allow the new mom to borrow a breast pump for milk that she can freeze and bring to UMC for her babies. UMC’s lactation program recently received an award in a global recognition program. UMC is also among 90 hospitals nationwide participating in the National Initiative for Children’s Healthcare Quality and Centers for Disease Control’s Best Fed Beginnings, to improve breastfeeding rates, said Kim Rowzee, manager for the lactation department. “We’ve had some success, with just the few things we’ve done in just in the last six months.” The hospital is pursing a “BabyFriendly” designation, an effort that can take years as a cultural change takes place. Among the steps to successful breastfeeding are such things as having the baby “room-in"
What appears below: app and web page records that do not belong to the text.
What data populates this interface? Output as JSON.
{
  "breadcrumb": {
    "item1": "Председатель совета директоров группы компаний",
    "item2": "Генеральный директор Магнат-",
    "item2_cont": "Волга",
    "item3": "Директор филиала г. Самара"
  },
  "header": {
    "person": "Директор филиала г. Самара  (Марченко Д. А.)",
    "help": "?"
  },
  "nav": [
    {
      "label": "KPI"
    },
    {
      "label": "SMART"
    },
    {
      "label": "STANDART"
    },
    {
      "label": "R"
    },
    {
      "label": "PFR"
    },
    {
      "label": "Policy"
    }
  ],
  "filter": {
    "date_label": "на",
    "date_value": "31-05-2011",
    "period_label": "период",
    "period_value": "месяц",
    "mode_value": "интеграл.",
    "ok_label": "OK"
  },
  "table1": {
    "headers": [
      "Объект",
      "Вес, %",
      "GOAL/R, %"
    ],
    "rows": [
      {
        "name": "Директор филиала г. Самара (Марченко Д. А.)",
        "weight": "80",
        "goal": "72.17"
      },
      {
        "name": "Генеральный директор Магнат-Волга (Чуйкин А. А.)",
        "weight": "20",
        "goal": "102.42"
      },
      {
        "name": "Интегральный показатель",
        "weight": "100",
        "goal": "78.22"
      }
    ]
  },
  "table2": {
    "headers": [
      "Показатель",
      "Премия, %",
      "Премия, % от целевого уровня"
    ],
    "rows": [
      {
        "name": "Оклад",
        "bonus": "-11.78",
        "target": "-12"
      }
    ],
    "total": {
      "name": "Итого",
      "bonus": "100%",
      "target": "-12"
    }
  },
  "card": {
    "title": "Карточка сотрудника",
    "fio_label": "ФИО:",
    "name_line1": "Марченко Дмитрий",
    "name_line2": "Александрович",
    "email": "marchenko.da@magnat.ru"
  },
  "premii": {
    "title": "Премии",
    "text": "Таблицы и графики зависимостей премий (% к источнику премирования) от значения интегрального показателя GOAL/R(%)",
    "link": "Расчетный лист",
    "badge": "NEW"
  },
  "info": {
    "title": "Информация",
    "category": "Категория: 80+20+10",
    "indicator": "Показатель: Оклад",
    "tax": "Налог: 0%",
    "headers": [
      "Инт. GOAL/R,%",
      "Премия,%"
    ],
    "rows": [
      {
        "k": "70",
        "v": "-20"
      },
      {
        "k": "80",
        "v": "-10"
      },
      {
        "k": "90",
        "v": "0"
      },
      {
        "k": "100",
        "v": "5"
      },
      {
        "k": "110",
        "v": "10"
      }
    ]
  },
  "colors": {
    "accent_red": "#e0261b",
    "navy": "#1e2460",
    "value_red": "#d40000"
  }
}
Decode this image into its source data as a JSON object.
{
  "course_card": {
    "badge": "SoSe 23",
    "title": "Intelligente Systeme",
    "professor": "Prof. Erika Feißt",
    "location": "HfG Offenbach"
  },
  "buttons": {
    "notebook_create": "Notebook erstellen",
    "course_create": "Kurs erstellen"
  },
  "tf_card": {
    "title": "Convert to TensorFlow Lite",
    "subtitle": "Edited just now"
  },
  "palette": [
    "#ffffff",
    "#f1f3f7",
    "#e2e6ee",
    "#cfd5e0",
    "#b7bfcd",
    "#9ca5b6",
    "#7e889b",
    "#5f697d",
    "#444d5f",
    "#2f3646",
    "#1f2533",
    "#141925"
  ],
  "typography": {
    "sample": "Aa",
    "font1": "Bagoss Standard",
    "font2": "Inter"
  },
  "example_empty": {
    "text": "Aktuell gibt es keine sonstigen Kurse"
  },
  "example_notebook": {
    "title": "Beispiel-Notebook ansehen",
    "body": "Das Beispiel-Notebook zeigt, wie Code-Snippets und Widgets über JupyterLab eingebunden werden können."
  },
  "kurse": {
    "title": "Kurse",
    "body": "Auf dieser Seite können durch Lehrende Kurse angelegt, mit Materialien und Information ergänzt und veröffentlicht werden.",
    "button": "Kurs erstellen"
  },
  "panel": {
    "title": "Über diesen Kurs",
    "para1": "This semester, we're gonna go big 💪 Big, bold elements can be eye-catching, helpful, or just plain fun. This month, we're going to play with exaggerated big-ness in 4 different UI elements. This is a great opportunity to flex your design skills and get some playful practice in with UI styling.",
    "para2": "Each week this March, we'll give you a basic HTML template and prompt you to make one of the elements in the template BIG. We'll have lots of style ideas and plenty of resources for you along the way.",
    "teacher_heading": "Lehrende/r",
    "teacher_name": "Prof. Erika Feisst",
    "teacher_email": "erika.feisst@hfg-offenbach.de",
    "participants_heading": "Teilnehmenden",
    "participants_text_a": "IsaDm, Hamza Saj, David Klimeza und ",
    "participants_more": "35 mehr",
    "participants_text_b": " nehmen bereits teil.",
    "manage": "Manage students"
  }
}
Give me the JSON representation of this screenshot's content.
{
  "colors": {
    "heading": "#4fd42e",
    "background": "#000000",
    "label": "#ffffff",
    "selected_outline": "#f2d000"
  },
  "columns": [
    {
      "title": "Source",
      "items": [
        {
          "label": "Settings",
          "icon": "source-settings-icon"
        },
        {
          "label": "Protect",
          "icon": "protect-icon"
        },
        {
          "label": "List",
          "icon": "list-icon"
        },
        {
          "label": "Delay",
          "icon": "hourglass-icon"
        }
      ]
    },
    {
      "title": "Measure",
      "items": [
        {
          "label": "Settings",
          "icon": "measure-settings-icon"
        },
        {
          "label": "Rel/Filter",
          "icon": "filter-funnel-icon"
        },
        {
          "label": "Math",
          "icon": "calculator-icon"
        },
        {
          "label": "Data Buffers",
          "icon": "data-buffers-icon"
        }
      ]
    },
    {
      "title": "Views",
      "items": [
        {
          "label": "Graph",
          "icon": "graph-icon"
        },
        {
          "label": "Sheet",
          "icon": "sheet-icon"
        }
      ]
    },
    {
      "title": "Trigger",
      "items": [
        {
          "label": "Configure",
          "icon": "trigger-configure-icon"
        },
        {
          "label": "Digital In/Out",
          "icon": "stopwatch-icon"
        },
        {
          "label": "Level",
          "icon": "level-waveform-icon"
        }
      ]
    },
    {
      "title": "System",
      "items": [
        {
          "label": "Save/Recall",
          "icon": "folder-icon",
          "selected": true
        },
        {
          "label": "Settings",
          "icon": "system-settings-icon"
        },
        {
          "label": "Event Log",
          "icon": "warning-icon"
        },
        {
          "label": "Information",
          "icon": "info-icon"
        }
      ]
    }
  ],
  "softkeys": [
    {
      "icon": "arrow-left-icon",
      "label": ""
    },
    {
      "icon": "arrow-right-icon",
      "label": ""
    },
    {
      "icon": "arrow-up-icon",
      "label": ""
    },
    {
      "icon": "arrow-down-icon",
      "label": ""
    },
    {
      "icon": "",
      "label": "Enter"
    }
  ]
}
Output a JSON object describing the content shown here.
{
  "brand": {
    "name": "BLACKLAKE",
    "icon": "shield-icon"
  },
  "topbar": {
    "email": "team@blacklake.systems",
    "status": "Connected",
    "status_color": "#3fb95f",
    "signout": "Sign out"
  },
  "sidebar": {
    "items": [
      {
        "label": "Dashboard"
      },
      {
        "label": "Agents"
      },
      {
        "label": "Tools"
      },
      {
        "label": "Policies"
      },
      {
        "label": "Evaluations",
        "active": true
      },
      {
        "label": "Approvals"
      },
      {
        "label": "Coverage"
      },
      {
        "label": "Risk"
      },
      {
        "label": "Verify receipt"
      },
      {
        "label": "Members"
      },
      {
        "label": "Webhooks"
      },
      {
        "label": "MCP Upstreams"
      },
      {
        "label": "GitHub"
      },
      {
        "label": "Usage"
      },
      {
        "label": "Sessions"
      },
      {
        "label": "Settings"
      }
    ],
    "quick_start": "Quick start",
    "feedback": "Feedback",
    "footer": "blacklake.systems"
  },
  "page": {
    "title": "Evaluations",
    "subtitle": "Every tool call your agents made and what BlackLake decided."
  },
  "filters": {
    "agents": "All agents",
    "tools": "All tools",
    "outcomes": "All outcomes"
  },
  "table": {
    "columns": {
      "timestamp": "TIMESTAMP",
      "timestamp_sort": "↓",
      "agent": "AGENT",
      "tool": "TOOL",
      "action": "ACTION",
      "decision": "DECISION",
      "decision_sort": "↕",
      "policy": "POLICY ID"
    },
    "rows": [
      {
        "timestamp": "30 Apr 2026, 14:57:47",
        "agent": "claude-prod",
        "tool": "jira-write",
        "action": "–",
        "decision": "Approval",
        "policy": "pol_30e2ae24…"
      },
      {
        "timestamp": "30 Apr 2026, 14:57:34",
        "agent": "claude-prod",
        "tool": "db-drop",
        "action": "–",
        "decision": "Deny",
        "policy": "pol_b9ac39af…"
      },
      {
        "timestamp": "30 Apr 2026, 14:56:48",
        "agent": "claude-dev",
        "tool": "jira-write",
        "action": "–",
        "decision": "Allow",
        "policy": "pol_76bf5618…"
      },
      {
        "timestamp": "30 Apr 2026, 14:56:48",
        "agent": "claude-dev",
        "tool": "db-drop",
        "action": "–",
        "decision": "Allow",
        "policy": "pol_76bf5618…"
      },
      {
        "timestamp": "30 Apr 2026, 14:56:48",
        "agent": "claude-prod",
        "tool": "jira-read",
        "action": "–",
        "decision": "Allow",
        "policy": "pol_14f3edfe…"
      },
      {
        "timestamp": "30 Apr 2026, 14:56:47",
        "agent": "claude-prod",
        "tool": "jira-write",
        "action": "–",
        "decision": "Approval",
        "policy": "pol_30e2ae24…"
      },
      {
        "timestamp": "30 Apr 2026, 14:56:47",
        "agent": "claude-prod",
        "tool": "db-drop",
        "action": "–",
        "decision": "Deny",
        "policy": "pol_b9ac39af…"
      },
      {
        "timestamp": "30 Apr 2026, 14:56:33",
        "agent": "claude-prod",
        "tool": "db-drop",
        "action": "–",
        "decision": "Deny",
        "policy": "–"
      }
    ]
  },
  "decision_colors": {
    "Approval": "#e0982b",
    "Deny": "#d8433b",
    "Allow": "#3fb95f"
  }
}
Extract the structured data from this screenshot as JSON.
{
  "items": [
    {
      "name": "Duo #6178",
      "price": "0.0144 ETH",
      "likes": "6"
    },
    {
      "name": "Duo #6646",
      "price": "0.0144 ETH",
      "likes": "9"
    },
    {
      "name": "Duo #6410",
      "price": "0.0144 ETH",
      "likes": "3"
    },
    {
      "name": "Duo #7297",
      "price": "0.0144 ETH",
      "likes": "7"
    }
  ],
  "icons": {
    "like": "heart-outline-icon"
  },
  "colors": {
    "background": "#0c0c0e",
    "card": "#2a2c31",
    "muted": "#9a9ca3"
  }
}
and putting babies bare skin-to-skin with mothers right after birth. “We’re talking birth to chest basically,” Rowzee said. “When you do that, the baby’s natural instinct is to root and try to latch on. So they start doing that and then the women are like, ‘maybe I can breastfeed’ and they’ll try.” “It’s very nurturing,” Taylor said of that experience with her baby. “I think it comforts him more ... I guess because he’s so used to being in the womb. He relaxes more and gets a better feed like that.” A couple of upcoming benefits — a Flapjack Fundraiser at Applebee’s in Madison May 4 and A Night with the Braves May 18 — will raise money in an ongoing campaign to develop the medically-supported and professionally-staffed Mother’s Milk Bank of
Mississippi that will enable mothers to donate breast milk and have it available for premature babies. For more information, visit msmilkbank.org. While breastfeeding is an individual choice, there are many facets that can make that an easier decision for moms to start and continue. “It’s a nationwide issue. When moms don’t get the support they need so that they even see breastfeeding as an option for them, much less continuing to breastfeed after they return to work, we all pay a price for that,” said Kendall Cox (no relation to Carolyn Cox), co-director of the Mississippi-based nonprofit Every Mother Inc. and a lactation consultant. --The Clarionledger